The case was submitted to the jury for decision by general verdict; but on the insistence of appellant they were also given special interrogatories to answer. The first was whether the preponderance of the evidence proved that plaintiff had made a representation to defendant contemplating that defendant in reliance on such representation would sign the note sued upon. The interrogatory also enumerated four elements constituting fraud and misrepresentation. (This interrogatory the jury answered Yes.) Appellant complains that the judge struck therefrom the following additional question: "If your answer is `Yes', what was such representation and when and by whom was it made?"

The second interrogatory was, "Does a preponderance of the evidence prove that the defendant was subjected to duress at the time he made and delivered the note?" (This too the jury answered Yes.) Appellant complains that the judge struck the following additional question: "If your answer is `Yes', what act or acts constituted such duress?" We are not aware of any rule or practice which requires a judge to demand that a jury spell out the ingredients of its findings. Rule 49(b) of the Municipal Court covering special interrogatories is permissive, not mandatory.[6]

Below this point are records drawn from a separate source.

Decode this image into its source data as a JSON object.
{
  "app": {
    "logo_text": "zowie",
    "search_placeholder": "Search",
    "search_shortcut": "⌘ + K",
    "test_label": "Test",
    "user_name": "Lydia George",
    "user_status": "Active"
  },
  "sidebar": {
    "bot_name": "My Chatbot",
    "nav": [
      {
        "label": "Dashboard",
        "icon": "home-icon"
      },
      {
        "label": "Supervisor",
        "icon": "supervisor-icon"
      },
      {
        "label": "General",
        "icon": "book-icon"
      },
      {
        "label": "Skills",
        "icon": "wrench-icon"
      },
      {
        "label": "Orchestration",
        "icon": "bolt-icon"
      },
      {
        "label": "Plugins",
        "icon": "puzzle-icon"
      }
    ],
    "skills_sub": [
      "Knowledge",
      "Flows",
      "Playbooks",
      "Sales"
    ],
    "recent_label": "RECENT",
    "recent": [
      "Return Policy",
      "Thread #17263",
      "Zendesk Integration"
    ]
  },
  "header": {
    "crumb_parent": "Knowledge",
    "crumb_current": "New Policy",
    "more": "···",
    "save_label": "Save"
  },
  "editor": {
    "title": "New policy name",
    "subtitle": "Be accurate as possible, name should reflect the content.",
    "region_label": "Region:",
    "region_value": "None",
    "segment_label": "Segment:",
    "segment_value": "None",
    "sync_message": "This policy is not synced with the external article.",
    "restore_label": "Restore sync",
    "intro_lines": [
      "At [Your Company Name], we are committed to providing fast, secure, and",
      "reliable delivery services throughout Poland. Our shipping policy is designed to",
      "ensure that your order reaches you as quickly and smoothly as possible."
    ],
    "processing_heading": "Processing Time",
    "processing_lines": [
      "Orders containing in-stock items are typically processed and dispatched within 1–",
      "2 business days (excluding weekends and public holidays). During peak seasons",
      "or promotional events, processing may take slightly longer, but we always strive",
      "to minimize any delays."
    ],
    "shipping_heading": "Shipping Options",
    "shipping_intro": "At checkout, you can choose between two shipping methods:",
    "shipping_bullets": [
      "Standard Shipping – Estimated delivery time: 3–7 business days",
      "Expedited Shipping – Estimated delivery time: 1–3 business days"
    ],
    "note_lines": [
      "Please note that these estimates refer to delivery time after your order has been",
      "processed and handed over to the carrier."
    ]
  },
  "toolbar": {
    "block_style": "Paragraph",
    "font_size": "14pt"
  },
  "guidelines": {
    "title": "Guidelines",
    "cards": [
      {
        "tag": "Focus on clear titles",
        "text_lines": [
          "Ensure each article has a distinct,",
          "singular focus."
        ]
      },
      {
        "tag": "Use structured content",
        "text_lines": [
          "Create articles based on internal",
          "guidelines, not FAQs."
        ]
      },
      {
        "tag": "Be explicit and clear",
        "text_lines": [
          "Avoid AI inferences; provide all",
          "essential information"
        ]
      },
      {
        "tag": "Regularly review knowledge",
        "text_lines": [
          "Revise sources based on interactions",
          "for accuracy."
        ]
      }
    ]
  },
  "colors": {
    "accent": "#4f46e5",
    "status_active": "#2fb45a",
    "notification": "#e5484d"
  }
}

Error is also charged because the trial judge permitted defendant to reopen his case and offer additional testimony *222 after he had rested and appellant had moved for an instructed verdict. We need not repeat the universally accepted rule that such matters are in the realm of discretion and not subject to reversal except for abuse of such discretion. The same is true concerning another ruling allowing defendant to make an amendment to his counterclaim.

Appellant sought to take the deposition of Mr. Olverson who had represented appellee as co-counsel. This was opposed on the ground of privilege, as well as for other reasons. The trial court refused to permit the taking of the deposition. At the trial Olverson was produced as a witness for defendant (appellee) and was fully cross-examined by appellant. It seems plain that appellant was not prejudiced.

Other claims of error have been examined and found to be without substance.



[1] Sheriger v. Gruner, D.C.Mun.App., 34 A.2d 35.

[2] Baltimore & O. R. Co. v. Postom, 85 U. S.App.D.C. 207, 177 F.2d 53; Sorivi v. Baldi, D.C.Mun.App., 48 A.2d 462.

[3] See Snyder v. Cearfoss, 190 Md. 151, 57 A.2d 786. See also Spilker v. Hankin, 88 U.S.App.D.C. 206, 188 F.2d 35, which we discuss later in this opinion.

[4] As to duress generally, see Rizzi v. Fanelli, D.C.Mun.App., 63 A.2d 872 and cases there cited; see also our discussion of the charge on the subject, infra, and our reference to Spilker v. Hankin.

[5] For example, defendant testified more than once: "Mr. Knight was my attorney. I trusted him."

[6] See Marcus Loew Booking Agency v. Princess Pat, 7 Cir., 141 F.2d 152; Car & General Ins. Corp. v. Cheshire, 5 Cir., 159 F.2d 985; S. S. Kresge Co. v. Holland, 6 Cir., 158 F.2d 495; Smith v. Welch, 10 Cir., 189 F.2d 832.